WORK TO COMPLETE: Copy each line of the data that has "name" in it.

EXCERPTED DATA:
-- Opening Marker --

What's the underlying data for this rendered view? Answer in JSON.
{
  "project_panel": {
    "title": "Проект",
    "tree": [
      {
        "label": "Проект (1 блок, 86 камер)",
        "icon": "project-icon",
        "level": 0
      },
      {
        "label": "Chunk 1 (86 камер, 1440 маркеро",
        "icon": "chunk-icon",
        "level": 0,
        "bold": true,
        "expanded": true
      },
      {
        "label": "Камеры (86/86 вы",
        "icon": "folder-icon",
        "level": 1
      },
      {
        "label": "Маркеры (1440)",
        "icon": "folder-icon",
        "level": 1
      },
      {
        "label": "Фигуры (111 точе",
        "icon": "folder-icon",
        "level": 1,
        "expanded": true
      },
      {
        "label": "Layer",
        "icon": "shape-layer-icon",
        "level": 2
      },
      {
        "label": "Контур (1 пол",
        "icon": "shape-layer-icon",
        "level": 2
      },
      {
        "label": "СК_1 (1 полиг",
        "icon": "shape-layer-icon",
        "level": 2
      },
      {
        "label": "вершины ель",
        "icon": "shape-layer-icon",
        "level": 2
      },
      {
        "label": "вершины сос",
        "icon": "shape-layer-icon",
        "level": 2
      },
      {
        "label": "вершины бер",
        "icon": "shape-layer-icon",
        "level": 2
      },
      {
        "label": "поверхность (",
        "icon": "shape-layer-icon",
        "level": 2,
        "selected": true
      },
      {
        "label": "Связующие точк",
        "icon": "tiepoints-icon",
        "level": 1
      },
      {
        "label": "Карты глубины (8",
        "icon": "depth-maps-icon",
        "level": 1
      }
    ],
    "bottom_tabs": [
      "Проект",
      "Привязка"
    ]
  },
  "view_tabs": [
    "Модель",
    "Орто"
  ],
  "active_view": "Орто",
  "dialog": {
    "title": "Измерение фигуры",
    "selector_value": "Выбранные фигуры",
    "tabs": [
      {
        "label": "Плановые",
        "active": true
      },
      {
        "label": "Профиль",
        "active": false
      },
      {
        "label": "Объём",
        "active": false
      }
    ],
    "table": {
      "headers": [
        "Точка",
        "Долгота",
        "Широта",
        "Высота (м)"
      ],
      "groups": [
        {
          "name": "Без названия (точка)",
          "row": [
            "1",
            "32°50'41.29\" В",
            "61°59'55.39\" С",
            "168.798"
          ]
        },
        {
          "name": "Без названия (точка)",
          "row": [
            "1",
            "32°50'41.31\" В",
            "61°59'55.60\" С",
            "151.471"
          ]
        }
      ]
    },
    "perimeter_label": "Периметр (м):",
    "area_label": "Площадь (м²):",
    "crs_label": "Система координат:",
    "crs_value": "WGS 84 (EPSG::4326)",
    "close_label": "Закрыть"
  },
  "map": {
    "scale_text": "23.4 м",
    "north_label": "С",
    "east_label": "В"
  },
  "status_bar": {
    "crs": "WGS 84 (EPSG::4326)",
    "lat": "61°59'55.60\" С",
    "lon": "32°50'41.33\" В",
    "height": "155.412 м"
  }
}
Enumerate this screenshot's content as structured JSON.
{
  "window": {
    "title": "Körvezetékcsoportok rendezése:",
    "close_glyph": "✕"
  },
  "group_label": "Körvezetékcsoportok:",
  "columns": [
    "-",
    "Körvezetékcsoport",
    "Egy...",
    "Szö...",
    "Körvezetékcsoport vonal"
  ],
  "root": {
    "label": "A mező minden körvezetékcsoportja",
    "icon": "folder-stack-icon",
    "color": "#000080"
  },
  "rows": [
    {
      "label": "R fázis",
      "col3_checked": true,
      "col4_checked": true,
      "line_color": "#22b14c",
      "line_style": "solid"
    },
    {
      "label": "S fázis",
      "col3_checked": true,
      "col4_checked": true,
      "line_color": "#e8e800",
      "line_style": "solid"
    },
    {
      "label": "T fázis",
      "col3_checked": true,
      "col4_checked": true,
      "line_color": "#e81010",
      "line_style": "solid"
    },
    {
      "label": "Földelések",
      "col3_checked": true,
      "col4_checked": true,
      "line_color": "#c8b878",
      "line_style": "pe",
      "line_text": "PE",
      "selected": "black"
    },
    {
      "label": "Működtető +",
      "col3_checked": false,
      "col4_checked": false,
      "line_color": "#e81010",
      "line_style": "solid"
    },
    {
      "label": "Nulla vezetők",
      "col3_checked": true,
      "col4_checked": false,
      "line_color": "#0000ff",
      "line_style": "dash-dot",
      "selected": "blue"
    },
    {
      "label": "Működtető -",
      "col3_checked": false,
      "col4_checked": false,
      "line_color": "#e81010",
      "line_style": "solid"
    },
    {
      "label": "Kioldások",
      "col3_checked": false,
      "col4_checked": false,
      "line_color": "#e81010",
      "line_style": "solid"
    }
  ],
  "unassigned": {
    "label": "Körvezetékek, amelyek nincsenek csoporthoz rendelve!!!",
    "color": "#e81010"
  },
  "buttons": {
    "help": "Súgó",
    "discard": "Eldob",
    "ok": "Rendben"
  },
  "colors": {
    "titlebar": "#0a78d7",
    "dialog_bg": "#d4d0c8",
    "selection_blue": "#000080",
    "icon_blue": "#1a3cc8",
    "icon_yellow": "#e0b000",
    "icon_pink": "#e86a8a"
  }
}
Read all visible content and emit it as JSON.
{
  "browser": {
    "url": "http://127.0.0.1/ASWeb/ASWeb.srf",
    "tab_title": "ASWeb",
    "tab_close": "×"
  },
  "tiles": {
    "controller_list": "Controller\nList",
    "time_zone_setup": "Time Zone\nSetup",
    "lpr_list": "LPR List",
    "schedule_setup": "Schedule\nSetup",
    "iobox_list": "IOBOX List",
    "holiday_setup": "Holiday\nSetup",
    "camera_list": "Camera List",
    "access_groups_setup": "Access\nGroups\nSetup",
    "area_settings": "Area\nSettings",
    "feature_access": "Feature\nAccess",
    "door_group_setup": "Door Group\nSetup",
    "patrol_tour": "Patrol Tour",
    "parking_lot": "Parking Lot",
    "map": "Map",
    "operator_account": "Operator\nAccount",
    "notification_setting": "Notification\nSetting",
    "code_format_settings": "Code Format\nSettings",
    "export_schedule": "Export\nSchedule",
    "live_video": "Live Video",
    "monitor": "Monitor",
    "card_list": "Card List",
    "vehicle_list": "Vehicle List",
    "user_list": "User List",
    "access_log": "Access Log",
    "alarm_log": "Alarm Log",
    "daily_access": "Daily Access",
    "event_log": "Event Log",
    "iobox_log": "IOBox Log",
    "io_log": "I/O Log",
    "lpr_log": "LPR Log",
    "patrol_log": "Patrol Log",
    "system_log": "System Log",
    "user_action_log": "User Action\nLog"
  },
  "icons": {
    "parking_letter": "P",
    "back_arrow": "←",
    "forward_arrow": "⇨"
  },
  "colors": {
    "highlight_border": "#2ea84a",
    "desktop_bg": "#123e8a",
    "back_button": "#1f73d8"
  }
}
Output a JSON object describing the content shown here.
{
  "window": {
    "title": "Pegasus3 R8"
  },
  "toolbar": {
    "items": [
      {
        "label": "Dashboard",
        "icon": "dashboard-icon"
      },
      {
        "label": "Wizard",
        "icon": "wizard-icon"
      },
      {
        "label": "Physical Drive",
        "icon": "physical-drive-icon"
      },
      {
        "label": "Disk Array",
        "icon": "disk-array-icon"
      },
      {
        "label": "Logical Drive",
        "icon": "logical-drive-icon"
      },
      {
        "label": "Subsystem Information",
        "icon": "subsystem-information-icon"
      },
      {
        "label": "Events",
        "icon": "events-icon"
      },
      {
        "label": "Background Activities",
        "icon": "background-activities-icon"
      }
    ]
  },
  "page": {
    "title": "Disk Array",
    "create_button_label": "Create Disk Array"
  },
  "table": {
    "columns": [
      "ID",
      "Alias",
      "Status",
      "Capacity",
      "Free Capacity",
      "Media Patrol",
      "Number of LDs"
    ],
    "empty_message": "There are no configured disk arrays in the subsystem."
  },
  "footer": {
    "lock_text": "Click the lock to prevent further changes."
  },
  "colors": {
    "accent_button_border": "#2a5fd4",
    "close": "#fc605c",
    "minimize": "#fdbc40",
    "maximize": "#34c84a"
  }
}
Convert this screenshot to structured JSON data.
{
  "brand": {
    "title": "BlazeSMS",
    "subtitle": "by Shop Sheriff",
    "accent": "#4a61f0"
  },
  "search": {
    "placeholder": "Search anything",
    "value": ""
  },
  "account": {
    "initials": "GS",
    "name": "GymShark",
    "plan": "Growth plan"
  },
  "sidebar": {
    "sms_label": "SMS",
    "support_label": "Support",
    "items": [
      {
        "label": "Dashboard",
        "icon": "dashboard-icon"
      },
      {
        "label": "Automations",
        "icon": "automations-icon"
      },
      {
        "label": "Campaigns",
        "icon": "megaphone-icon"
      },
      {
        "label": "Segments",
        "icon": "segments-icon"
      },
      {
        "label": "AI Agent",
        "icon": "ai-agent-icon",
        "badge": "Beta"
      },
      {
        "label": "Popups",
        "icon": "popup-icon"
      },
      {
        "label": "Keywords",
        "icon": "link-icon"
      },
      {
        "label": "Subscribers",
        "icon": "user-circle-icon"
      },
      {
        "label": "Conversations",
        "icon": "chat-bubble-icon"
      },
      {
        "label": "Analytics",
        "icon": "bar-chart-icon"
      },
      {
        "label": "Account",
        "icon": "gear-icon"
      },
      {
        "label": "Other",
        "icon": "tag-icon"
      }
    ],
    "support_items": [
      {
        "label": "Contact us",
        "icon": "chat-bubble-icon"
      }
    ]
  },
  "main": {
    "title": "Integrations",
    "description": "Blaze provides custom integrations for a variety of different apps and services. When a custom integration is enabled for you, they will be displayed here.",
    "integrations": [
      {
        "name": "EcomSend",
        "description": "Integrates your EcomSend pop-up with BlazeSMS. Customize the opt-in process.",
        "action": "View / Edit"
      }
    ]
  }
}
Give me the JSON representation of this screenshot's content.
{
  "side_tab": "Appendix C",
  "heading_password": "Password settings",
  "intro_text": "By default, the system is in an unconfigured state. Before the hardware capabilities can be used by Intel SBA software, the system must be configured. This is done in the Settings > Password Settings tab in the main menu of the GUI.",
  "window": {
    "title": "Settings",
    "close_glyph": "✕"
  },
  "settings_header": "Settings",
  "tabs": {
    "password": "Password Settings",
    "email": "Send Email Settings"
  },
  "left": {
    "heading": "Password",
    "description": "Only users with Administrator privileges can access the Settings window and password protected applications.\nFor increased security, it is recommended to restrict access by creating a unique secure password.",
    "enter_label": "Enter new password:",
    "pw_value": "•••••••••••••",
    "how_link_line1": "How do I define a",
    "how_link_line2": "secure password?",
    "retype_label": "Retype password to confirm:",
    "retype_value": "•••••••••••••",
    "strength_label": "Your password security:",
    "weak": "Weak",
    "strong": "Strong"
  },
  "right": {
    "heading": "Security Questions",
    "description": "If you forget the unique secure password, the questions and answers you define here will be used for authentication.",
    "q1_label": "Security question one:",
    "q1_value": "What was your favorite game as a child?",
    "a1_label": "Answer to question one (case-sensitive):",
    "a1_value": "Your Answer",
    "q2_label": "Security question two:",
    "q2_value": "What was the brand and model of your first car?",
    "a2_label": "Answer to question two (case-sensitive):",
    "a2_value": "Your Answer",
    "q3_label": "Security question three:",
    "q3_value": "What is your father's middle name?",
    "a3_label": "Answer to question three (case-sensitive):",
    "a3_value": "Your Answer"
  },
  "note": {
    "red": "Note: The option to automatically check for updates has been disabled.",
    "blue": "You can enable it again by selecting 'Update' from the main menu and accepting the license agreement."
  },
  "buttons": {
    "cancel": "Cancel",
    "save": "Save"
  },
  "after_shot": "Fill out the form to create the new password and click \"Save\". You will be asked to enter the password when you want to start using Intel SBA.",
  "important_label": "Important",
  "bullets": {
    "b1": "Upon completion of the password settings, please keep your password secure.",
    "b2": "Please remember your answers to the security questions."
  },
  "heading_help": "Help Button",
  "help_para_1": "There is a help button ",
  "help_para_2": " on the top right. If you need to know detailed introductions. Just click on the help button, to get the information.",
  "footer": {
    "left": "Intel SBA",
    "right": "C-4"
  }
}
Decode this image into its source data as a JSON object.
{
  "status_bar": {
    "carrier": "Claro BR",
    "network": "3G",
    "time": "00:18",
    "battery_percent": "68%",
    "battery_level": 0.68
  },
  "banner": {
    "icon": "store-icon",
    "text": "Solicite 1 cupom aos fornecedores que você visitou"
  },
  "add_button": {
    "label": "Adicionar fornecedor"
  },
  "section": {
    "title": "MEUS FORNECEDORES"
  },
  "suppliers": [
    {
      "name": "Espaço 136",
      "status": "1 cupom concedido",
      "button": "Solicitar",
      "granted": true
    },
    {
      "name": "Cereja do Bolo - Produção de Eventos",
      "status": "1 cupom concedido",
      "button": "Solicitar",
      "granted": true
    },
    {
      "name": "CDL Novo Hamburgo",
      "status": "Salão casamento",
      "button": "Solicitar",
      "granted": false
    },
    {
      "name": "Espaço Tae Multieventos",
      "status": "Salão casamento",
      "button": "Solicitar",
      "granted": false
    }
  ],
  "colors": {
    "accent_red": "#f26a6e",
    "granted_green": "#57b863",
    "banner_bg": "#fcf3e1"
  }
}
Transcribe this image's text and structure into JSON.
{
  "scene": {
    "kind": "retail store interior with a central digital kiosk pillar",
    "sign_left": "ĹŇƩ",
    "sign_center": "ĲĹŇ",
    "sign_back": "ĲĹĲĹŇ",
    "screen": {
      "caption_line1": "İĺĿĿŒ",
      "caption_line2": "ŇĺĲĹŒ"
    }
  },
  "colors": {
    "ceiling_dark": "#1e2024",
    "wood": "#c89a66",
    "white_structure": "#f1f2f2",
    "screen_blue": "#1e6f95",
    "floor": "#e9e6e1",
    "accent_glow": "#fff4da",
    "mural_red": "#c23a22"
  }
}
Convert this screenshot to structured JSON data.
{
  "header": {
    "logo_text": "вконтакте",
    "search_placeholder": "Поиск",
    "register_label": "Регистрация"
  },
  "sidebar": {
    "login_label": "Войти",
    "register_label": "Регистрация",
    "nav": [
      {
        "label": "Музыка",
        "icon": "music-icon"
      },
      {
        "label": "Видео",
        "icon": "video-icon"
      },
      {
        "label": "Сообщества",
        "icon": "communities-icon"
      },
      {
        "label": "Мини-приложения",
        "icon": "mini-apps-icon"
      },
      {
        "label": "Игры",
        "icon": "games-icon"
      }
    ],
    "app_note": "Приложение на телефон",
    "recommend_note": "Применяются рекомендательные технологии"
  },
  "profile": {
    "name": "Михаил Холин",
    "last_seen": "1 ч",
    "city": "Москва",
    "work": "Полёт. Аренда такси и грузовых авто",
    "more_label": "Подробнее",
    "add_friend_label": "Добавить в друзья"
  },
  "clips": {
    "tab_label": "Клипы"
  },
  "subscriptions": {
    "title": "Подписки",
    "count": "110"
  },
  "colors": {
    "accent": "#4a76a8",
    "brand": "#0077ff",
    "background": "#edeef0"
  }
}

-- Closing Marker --

RESPONSE BELOW:
          "name": "Без названия (точка)",
          "name": "Без названия (точка)",
    "name": "GymShark",
        "name": "EcomSend",
    "q3_value": "What is your father's middle name?",
      "name": "Espaço 136",
      "name": "Cereja do Bolo - Produção de Eventos",
      "name": "CDL Novo Hamburgo",
      "name": "Espaço Tae Multieventos",
    "name": "Михаил Холин",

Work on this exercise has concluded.